What the exercise asks
The answer must be every line below that contains the string "Famílias".

(App and web page records)
Segment Open

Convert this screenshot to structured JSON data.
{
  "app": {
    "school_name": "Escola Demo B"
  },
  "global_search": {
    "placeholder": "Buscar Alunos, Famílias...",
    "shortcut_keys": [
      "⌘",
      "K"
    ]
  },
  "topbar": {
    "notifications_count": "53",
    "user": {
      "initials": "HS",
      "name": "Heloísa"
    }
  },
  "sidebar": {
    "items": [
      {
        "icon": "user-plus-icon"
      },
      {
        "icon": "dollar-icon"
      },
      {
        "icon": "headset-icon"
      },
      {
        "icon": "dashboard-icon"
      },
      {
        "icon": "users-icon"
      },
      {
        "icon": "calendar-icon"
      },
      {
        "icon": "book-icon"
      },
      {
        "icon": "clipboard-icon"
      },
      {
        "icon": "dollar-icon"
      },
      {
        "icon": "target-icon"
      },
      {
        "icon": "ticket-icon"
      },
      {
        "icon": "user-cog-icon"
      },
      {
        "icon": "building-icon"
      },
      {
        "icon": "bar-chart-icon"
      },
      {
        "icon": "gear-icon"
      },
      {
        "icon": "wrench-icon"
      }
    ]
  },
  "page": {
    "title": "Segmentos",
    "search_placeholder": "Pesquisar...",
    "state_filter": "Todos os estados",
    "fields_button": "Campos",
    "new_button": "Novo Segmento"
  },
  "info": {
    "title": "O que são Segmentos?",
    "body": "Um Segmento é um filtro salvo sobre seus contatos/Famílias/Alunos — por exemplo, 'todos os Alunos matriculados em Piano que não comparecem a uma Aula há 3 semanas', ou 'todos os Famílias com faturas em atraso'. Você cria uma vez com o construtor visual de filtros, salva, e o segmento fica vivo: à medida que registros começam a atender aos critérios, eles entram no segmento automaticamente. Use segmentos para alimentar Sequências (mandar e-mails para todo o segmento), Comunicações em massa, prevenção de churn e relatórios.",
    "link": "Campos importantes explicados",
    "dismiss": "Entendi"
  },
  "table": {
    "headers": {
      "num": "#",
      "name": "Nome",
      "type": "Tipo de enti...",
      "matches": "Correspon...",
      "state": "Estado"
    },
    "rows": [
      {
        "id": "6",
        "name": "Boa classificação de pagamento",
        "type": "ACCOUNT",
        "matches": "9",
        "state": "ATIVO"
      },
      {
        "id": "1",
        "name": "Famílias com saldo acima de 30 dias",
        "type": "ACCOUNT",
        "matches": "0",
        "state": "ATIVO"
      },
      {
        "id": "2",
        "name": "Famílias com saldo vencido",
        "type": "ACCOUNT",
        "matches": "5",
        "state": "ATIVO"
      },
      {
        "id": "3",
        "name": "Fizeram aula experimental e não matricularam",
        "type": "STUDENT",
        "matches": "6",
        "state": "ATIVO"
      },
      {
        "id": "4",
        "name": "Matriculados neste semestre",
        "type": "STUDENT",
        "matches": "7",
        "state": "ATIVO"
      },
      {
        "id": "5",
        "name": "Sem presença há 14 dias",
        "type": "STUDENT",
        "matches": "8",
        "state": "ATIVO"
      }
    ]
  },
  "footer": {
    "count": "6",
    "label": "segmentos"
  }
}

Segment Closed

Answer area
    "placeholder": "Buscar Alunos, Famílias...",
    "body": "Um Segmento é um filtro salvo sobre seus contatos/Famílias/Alunos — por exemplo, 'todos os Alunos matriculados em Piano que não comparecem a uma Aula há 3 semanas', ou 'todos os Famílias com faturas em atraso'. Você cria uma vez com o construtor visual de filtros, salva, e o segmento fica vivo: à medida que registros começam a atender aos critérios, eles entram no segmento automaticamente. Use segmentos para alimentar Sequências (mandar e-mails para todo o segmento), Comunicações em massa, prevenção de churn e relatórios.",
        "name": "Famílias com saldo acima de 30 dias",
        "name": "Famílias com saldo vencido",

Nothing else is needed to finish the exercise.